- Alternative Economic Futures
- Community Planning, Public Engagement and Leadership Development
- Urban-Rural Food Linkages
The Foundation is interested in providing support for the development of tools and local leadership that assist rural communities facing growth pressures to develop in a smart, sustainable fashion consistent with local values and priorities.
The Foundation is interested in grant investments that include revitalization of main streets, value added strategies for agriculture, heritage and agricultural tourism and other entrepreneurial opportunities.
The Foundation is interested in food system investments that can serve economic development, food security and environmental health objectives. It will invest in urban‐rural agriculture linkages, agricultural infrastructure in rural communities that supports direct access to nearby urban markets, possibly with pilot programs focused on certain types of rural entrepreneurs. In exploring the urban‐rural food linkage and alternative economic futures opportunities, the Foundation will be looking for cases where the investment appears to have potential for meaningful economic impact – either in job creation or income growth.

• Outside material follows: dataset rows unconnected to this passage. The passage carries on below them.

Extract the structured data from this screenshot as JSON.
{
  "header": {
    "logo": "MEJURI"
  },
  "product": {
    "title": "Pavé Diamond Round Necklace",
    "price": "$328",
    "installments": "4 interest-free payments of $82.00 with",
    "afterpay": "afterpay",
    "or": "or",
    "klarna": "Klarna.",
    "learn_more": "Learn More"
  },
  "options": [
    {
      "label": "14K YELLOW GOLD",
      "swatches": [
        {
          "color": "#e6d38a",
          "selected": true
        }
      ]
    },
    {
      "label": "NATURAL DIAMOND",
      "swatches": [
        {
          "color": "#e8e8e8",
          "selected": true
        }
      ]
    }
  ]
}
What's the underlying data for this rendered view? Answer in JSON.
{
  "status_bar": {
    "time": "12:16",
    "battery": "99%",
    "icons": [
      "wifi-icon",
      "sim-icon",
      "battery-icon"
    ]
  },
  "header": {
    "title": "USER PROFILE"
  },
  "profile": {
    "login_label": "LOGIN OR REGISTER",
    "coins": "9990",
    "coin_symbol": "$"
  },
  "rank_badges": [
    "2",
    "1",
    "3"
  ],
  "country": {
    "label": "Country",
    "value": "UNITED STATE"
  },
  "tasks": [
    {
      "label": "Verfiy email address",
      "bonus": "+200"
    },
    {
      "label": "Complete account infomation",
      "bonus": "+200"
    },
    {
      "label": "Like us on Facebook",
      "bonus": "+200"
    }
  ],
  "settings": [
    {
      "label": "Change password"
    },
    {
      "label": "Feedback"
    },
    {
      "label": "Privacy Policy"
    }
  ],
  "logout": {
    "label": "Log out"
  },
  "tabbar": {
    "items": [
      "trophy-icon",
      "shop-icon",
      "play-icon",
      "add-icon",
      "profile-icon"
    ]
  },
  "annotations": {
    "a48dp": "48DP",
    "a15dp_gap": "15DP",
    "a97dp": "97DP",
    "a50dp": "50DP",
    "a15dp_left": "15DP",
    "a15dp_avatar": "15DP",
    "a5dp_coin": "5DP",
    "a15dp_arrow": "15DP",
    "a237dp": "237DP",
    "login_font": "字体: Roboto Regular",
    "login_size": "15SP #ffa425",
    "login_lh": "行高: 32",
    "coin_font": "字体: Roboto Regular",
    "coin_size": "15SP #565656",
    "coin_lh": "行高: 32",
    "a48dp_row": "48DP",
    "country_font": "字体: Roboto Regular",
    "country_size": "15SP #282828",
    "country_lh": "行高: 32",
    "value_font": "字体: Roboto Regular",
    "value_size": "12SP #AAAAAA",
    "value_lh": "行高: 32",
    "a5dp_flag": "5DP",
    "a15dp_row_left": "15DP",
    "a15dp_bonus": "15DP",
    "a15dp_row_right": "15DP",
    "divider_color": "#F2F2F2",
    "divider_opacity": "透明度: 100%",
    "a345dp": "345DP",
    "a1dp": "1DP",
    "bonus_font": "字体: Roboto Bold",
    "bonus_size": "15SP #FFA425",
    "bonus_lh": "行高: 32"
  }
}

Colorado’s population is anticipated to double within the next 40 years. The kinds of communities we create to accommodate the needs of this much larger population will have profound implications for a variety of aspects of life in urban and rural communities throughout the state.

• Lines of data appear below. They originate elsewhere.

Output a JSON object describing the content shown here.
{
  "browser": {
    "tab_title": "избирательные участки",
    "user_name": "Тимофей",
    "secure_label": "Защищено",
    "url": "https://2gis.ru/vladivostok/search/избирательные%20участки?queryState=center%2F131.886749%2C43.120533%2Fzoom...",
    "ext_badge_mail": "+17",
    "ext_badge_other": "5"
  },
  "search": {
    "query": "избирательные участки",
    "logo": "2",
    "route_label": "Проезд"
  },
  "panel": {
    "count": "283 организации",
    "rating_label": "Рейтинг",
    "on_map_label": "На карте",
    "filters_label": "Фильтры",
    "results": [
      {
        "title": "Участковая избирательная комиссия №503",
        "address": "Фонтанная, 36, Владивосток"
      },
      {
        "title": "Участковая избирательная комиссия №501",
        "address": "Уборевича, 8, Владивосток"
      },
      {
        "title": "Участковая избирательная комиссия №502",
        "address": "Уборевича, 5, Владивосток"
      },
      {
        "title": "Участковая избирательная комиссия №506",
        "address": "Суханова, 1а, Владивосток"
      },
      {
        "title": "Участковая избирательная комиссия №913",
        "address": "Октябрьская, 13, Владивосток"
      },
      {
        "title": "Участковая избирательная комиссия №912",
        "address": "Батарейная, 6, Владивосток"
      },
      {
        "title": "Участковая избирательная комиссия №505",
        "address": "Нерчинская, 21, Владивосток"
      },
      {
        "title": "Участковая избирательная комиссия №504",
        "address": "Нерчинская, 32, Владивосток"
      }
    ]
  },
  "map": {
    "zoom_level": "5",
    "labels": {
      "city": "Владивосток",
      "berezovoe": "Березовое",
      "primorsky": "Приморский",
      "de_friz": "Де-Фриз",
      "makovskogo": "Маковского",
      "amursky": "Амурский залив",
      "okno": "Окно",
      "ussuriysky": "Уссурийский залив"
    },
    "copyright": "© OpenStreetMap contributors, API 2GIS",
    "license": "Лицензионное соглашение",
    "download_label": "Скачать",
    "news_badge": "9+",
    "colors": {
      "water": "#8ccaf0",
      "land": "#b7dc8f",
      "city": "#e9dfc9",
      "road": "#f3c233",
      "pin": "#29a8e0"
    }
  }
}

Building on the Foundation’s history of involvement with land use, community planning and public space, the Foundation will explore opportunities to impact the form and character of urbanizing environments in all parts of Colorado. These opportunities may include:
- Catalytic public spaces that serve multiple health, recreation, place making and urban agriculture objectives
- Expansion of green building and sustainable development practices, particularly in the nonprofit sector
- Mobility options that enhance bike, pedestrian, transit and other alternatives to the personal automobile
- Maximizing the benefits of the build-out of the Denver region’s rail transit system through participation in a regional transit oriented development (TOD) strategy including a commitment to housing and economic opportunities for low-income households in proximity to station sites
Where possible, the Foundation will encourage the use of market forces to address goals (i.e. the adoption of green building technologies or sustainable practices). The Foundation will have less grant making capacity in this area than in P‐12 Education or Natural Resources. Because of this reality, high leverage strategies, projects involving multiple partners and PRIs may be the most effective approaches to making a meaningful difference in this area.
The Foundation will pursue the creation of catalytic urban spaces that serve multiple functions – addressing health, recreation, place making, urban agriculture and community gathering needs. These projects will generally require the participation of multiple partners.
The Foundation will look for high impact opportunities to encourage green building and sustainable development practices throughout Colorado.
The Foundation will explore ways to maximize the benefits of the build‐out of the Denver region’s rail transit system through participation in a regional transit oriented development strategy with particular focus using transit to increase access to affordable housing and job opportunities and improve health and educational outcomes for low-income households.
The Foundation will support innovative projects that promote multi-modal transportation options as alternatives to use of personal automobiles. These options may include bike, pedestrian, transit and other types of alternatives.
The Foundation will support high impact urban agriculture projects that address food security and community development needs. The Foundation is also interested in projects that create direct connections between rural producers and urban consumers and that build infrastructure in rural areas, facilitating direct access to urban markets. These types of projects will generally require participation by multiple partners.